* [Task data]:
────────
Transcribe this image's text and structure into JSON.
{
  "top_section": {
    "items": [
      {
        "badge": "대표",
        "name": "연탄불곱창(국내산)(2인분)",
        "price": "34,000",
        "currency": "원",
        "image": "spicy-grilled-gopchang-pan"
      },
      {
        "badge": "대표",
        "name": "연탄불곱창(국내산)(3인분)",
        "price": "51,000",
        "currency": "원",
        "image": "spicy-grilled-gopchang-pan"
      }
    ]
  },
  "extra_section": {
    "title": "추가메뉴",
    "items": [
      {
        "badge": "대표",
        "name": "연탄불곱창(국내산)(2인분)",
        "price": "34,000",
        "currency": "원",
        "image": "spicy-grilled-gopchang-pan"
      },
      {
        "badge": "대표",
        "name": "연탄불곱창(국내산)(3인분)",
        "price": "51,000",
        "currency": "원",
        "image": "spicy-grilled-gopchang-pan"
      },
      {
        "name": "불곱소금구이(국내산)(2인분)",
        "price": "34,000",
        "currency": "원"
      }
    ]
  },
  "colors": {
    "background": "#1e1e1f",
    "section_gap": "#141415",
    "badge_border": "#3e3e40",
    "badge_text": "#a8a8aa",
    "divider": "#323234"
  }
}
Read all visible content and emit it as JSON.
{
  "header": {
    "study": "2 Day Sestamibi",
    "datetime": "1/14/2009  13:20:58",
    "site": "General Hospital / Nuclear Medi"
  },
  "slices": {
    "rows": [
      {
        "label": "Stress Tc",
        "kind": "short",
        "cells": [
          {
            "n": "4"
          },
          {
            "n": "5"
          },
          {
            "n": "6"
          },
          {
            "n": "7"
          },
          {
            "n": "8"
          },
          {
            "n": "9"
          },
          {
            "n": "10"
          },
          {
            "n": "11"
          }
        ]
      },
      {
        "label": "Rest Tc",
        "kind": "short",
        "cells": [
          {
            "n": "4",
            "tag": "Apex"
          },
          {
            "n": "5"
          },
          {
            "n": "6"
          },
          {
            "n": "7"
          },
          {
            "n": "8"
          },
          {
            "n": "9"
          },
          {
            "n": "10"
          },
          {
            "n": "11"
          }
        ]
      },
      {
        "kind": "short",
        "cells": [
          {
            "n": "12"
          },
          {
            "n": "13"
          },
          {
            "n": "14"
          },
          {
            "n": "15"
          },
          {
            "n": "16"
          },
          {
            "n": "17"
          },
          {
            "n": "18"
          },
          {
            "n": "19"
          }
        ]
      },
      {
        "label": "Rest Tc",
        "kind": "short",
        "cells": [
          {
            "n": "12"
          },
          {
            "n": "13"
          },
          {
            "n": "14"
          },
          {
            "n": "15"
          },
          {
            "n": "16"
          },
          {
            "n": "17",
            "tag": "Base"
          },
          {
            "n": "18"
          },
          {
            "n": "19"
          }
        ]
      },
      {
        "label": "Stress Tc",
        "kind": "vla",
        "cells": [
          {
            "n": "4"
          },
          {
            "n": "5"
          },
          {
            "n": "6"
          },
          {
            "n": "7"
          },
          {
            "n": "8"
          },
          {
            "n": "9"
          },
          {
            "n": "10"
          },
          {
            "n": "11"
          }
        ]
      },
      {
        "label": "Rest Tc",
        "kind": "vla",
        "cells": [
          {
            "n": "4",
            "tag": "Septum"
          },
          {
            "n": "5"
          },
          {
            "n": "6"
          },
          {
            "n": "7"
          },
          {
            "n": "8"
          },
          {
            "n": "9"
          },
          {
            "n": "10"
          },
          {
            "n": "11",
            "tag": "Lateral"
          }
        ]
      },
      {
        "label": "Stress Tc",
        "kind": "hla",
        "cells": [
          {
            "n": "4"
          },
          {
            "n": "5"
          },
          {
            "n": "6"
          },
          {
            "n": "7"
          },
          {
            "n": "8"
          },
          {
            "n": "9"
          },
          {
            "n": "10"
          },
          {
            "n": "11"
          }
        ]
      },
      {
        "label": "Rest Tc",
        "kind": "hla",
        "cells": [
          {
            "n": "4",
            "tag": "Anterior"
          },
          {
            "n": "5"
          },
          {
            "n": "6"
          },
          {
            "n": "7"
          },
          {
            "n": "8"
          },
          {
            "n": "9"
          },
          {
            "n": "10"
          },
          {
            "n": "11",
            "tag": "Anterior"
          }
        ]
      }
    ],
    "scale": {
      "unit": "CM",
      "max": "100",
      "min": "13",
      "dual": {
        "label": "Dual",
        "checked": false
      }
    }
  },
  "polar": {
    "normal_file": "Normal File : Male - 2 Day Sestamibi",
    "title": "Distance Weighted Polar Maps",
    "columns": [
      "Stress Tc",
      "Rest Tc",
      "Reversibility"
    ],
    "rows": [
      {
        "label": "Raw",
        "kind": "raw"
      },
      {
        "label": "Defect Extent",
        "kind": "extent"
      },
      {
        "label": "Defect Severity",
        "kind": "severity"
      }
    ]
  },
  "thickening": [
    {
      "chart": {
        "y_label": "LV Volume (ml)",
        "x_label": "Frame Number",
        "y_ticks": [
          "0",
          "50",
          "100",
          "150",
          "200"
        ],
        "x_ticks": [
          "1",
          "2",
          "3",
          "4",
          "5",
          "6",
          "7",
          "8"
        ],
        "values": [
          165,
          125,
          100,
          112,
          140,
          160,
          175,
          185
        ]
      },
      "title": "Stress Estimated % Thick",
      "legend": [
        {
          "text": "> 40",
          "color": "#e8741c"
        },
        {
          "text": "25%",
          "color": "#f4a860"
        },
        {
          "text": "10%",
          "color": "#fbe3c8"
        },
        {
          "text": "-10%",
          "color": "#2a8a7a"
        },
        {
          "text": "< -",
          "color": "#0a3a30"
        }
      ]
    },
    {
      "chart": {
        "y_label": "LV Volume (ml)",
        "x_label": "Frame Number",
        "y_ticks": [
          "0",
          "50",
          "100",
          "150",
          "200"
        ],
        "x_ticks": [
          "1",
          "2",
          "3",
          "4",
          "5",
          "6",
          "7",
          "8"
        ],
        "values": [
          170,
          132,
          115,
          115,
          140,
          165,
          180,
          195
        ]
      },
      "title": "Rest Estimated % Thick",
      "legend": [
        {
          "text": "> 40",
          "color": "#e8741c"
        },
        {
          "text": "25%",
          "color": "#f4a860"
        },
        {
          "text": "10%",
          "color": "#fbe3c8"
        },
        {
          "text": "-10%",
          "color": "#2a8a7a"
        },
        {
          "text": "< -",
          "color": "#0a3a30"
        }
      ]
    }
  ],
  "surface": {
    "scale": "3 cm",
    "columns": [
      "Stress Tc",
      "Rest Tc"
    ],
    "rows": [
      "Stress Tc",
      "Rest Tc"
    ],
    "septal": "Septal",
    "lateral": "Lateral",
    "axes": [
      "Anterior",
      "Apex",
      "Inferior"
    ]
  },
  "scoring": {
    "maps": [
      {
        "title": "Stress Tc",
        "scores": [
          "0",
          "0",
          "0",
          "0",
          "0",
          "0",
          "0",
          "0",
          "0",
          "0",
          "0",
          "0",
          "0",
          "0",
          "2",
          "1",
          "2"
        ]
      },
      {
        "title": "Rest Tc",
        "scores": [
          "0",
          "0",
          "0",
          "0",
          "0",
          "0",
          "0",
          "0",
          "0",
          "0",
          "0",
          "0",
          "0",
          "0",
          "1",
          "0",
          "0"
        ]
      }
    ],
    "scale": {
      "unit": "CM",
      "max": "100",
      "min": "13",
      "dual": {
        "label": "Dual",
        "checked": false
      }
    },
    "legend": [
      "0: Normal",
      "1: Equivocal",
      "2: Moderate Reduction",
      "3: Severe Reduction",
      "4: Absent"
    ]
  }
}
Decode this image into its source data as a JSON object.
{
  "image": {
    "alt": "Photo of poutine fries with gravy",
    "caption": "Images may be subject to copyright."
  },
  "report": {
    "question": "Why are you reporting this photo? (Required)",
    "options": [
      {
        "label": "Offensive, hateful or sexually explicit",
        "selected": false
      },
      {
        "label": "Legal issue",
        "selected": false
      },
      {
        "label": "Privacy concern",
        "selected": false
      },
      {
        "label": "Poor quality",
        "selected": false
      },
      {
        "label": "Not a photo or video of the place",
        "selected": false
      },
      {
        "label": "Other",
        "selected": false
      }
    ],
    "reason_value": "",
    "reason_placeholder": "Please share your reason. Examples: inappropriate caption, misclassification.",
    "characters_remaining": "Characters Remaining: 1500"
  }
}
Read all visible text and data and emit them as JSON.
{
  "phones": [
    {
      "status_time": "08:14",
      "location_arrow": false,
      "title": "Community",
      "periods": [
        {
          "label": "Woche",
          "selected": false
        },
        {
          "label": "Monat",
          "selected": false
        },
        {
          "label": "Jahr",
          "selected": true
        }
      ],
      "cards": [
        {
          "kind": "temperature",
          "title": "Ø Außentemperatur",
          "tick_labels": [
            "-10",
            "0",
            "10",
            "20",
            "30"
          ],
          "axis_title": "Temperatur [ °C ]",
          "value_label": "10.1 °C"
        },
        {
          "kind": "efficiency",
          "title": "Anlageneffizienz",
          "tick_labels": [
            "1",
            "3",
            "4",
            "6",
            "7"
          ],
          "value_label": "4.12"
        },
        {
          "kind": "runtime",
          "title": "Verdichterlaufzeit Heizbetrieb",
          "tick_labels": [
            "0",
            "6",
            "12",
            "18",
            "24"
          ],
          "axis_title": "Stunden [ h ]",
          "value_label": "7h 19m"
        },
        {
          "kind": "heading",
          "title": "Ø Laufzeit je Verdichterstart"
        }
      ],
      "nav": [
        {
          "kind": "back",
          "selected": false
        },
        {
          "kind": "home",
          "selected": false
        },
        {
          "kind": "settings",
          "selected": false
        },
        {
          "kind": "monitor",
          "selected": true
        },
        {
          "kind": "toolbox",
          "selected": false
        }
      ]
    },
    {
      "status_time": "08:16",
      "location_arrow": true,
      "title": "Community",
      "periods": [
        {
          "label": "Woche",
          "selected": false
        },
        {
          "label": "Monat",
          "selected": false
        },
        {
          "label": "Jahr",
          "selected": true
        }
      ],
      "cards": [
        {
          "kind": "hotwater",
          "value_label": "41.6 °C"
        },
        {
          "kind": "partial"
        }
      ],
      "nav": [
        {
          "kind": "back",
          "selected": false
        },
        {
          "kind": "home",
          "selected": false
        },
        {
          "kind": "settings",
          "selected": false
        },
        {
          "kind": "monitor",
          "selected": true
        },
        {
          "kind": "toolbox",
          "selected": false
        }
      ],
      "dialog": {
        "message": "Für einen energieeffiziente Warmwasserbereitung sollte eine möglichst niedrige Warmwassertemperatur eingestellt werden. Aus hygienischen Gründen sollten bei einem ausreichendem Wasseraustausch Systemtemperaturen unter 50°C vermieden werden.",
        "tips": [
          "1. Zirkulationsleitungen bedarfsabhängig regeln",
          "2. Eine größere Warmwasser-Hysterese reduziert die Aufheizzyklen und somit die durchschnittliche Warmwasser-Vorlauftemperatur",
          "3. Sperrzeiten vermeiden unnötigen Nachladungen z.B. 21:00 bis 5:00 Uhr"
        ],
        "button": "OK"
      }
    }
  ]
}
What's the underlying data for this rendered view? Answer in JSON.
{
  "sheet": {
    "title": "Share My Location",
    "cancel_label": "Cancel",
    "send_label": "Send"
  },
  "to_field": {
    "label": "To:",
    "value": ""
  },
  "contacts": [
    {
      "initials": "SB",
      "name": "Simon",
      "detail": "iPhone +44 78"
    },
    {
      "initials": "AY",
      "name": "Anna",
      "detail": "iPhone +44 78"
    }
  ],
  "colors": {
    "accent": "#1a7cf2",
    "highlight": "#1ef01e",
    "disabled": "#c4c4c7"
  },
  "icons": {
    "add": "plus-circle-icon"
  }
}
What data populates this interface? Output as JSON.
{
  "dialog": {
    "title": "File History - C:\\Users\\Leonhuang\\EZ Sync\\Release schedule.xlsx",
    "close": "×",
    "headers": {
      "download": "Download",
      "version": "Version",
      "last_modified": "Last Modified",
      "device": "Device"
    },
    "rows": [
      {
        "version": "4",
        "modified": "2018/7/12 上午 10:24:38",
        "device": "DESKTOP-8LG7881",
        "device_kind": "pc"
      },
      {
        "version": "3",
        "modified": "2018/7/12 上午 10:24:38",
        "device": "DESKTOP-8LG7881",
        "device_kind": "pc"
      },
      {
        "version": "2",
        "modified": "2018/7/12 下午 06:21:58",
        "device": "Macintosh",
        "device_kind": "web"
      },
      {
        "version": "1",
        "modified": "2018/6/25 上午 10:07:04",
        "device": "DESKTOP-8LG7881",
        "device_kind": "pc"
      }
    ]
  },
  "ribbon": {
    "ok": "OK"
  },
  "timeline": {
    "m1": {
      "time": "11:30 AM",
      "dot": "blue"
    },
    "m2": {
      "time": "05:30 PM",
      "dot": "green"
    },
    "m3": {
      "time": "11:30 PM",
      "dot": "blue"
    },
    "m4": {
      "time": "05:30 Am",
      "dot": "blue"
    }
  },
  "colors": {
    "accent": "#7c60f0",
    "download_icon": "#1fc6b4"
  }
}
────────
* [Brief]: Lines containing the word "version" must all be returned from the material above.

* [Result of the exercise]:
      "version": "Version",
        "version": "4",
        "version": "3",
        "version": "2",
        "version": "1",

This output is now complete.